Conservatives name former mayor to face Maxime Bernier in 2019
Richard Lehoux, president of the FQM, speaks at the opening of their annual convention, Thursday, September 24, 2015 at the annual convention of the Federation Quebecois des Municipalities in Quebec City. (THE CANADIAN PRESS/Jacques Boissinot)
The Canadian Press
Published Saturday, November 3, 2018 11:20AM EDT
Last Updated Saturday, November 3, 2018 5:16PM EDT
MONTREAL -- Conservative Leader Andrew Scheer announced Saturday that he's chosen a former local mayor and agricultural entrepreneur to face Quebec MP Maxime Bernier in the 2019 election.
Speaking in Saint-Elzear, Que., Scheer named Richard Lehoux, the former president of an association of Quebec municipalities and the town's longtime mayor, as the candidate in the Beauce riding.
Lehoux will take on the task of challenging Bernier, the outspoken former Conservative leadership candidate who quit the party over the summer and has since become one of its loudest critics.
Scheer did not mention Bernier by name on Saturday, choosing instead to aim his criticism at Prime Minister Justin Trudeau.
But he claimed the Conservative party was the only one capable of defeating Trudeau's Liberals in next year's federal election.
"If you want to change governments in 2019, you have to vote Conservative, by marking an 'X' next to Richard Lehoux," he said to cheers.

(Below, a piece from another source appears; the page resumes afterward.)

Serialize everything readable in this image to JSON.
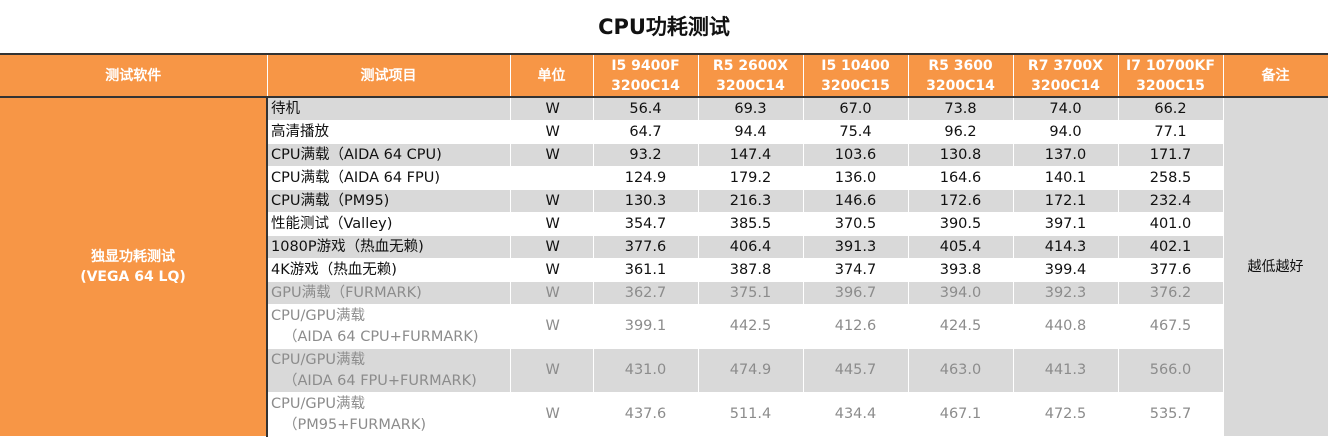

Bernier announced in September that he's starting his own party, the People's Party of Canada, to represent those who reject political interference by special interest groups, cartels and lobbyists.
Lehoux served as Saint-Elzear's mayor for 19 years before leaving the post to return to agriculture in 2017. He describes himself as a former dairy producer and said on Saturday that he obtained his first Conservative Party membership card in the 1980s.

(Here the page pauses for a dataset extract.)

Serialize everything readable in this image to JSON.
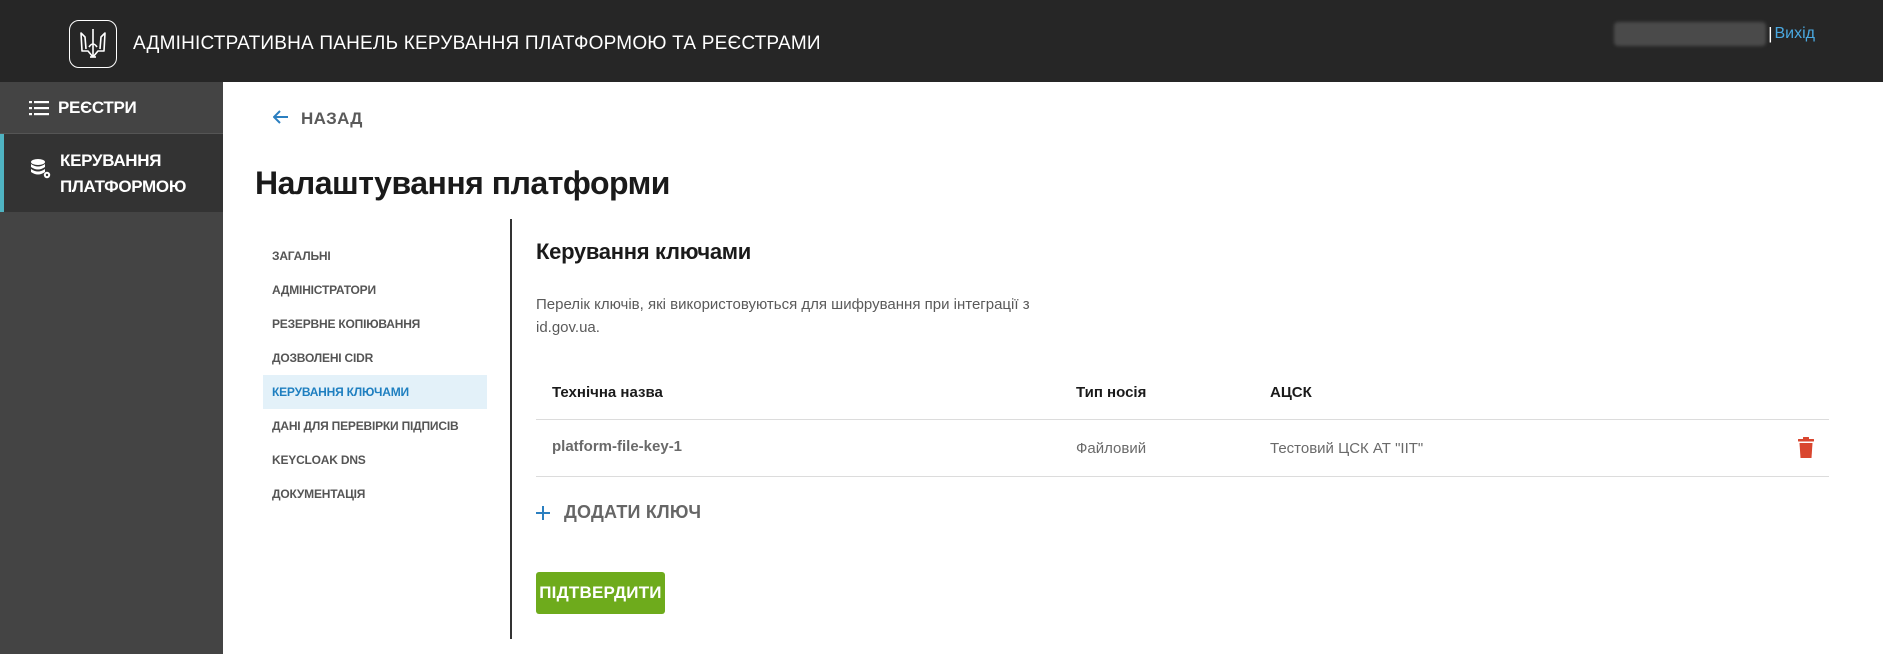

In a speech, Lehoux said the Conservative party was the best one to lead the Beauce region's farmers and entrepreneurs, who he described as fiercely independent and "strangled" by state bureaucracy.
"We (Conservative party members) count on the personal responsibility of individuals and don't throw obstacles in their path, so they can develop," he said to the partisan crowd, which included several mayors from the region who had come to support him.
Bernier was quick to react to the candidature, taking to Twitter to criticize Lehoux's connection to what he called the "dairy cartel."
In an interview with The Canadian Press, he said he wasn't surprised Scheer had chosen a dairy producer to face him, given the leader's support of supply management.
He said Lehoux's priority would be "defending the privilege of the cartel," and said he looked forward to debating him on the issue.
"I'm looking forward to have a debate in Beauce about his privilege, and why he wants people to pay twice the price for milk, poultry and eggs," he said in a phone interview.
The Beauce MP quit the Conservative party in August amid disagreements with Scheer on a number of issues, including Canada's supply management system.
He has said his new political formation will be ready to compete in the 2019 election.